Nicholas Confessore

Nicholas Confessore is a reporter for The New York Times. Previously he was an American Prospect senior correspondent and an editor of The Washington Monthly.

Recent Articles

The Plutocrat as Populist

"W e are so far behind," exclaims Terry McAuliffe, gazing out his window toward the Capitol. "I got a briefing last night that absolutely shocked me. I'm not going to give you the numbers. Let's just say they"--the Republicans--"have 50 times as many e-mail addresses as we have. It's unacceptable." McAuliffe has had to use this word a lot lately. It wasn't just the carpeting at Democratic National Committee headquarters, which "smelled terrible, " and which McAuliffe had fumigated even before he was elected DNC chairman last February. The whole place was decrepit. There was, for instance, the DNC's internal computer system, a 14-year-old relic that no one in the building used. "What is our technology?" he asks no one in particular. "We don't have any." The Democrats' direct-mail list, a crucial fundraising and mobilization tool, was one-tenth the size of the Republicans'. The national voter files--an all-important database that synthesizes demographic and voter registration data,...
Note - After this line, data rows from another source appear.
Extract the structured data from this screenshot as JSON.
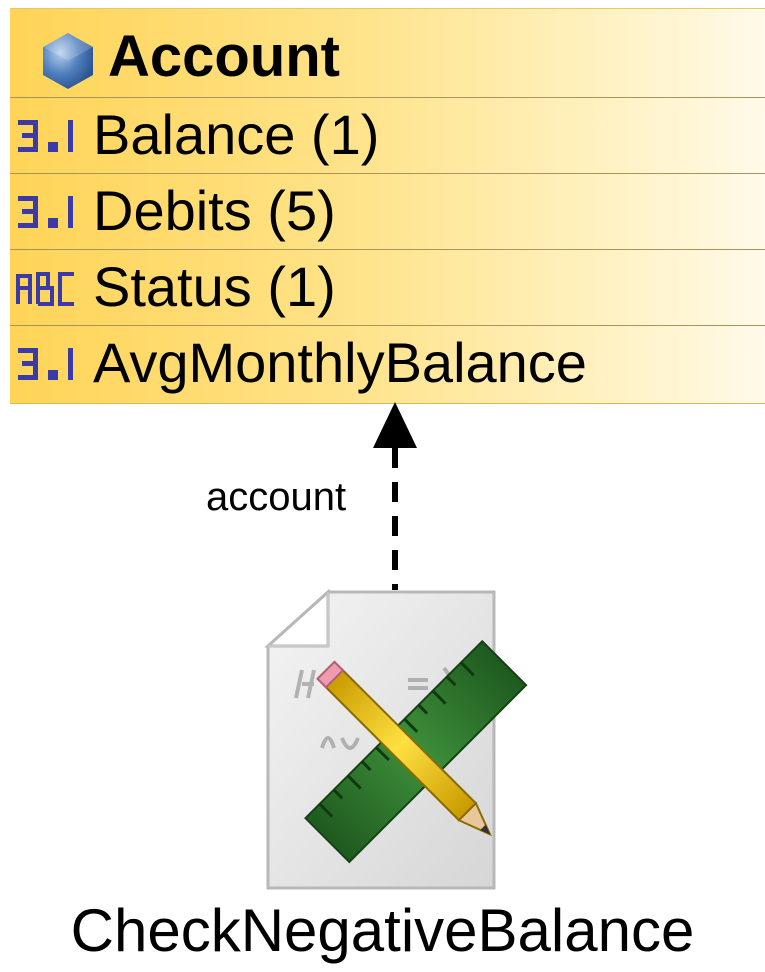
{
  "entity": {
    "name": "Account",
    "icon": "entity-hexagon-icon",
    "attributes": [
      {
        "label": "Balance (1)",
        "type_icon": "numeric-type-icon"
      },
      {
        "label": "Debits (5)",
        "type_icon": "numeric-type-icon"
      },
      {
        "label": "Status (1)",
        "type_icon": "text-type-icon"
      },
      {
        "label": "AvgMonthlyBalance",
        "type_icon": "numeric-type-icon"
      }
    ]
  },
  "relationship": {
    "label": "account",
    "style": "dashed-arrow"
  },
  "rule": {
    "name": "CheckNegativeBalance",
    "icon": "formula-document-icon"
  },
  "colors": {
    "entity_fill_start": "#ffd457",
    "entity_fill_end": "#fffaea",
    "row_divider": "#a8955c",
    "type_icon": "#3a3aa8",
    "ruler_green": "#2f7a2f",
    "pencil_yellow": "#f2c200"
  }
}
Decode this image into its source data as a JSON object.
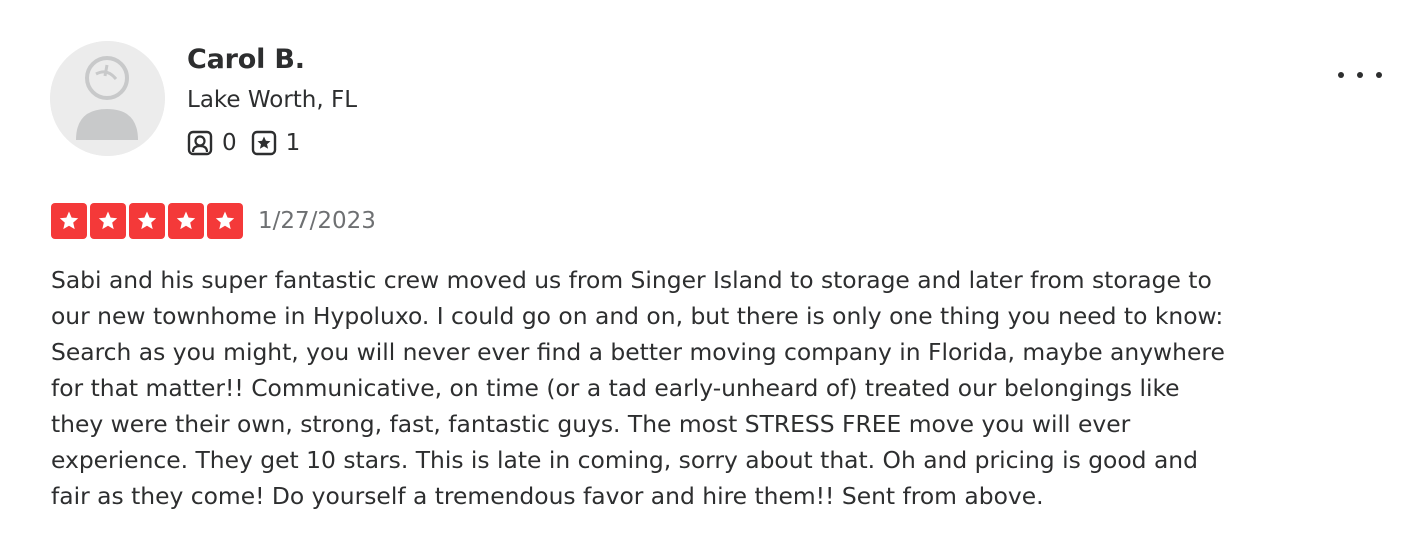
{
  "reviewer": {
    "name": "Carol B.",
    "location": "Lake Worth, FL",
    "avatar_icon": "default-user-avatar",
    "stats": {
      "friends_icon": "friends-icon",
      "friends_count": "0",
      "reviews_icon": "reviews-icon",
      "reviews_count": "1"
    }
  },
  "menu": {
    "more_icon": "more-options-icon"
  },
  "review": {
    "rating": 5,
    "rating_max": 5,
    "star_color": "#f43939",
    "date": "1/27/2023",
    "text": "Sabi and his super fantastic crew moved us from Singer Island to storage and later from storage to our new townhome in Hypoluxo. I could go on and on, but there is only one thing you need to know: Search as you might, you will never ever find a better moving company in Florida, maybe anywhere for that matter!! Communicative, on time (or a tad early-unheard of) treated our belongings like they were their own, strong, fast, fantastic guys. The most STRESS FREE move you will ever experience. They get 10 stars. This is late in coming, sorry about that. Oh and pricing is good and fair as they come! Do yourself a tremendous favor and hire them!! Sent from above."
  }
}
Left In

A ll right, y'all," yelled a voluble young coordinator from the podium, "we gonna be disciplined and organized, so we can send our message !" Alas, it would not be that easy for the hundred or so protestors gathered at L.A.'s Pershing Square that day. The free-Mumia crowd, along with the anti-prison-industrial-complex protestors, spent most of its time screaming at the several dozen police in riot gear who lined the march route. But the Nader folks didn't have much enthusiasm for accusing the LAPD of "daily genocide," while the socialist organizers seemed primarily interested in "building a workers-student alliance"--which, in turn, didn't seem to be a priority of the libertarians. The pig-suited PETA protestors wanted to tax meat-eating. Two teenagers with Leonard Nimoy haircuts and red Star Trek uniforms had come, they said, "to Vulcanize the revolution." The black-clad anarchists seemed happiest burning American flags, though--let's...

Young Master P

G eorge P. Bush does not smirk. He smiles. A brilliant, movie-star smile, a smile that has earned him the number-four slot on People 's list of America's 100 Most Eligible Bachelors and the adoration of thousands of reporters at the Republican convention. And when "P." bounds onto the stage at Philadelphia's Finnegan's Wake Pub, accompanied by the rapturous chant--"P! P! P! P! P!"--of several dozen College Republicans, when he grabs that microphone and smiles that smile ... knees weaken. Breasts heave. Men shake their heads, awed. Two bubbly blondes sidle up next to me, giggling, and snap pictures. Does it matter what P. says when he opens his mouth? Not really. For the record, it is something about getting involved--"You guys have incredible vision, getting started early and participating in politics!"--followed by something about apathy. Then P. announces that he is "honored to introduce this year's winner of the Lee Atwater Award ... John Kasich...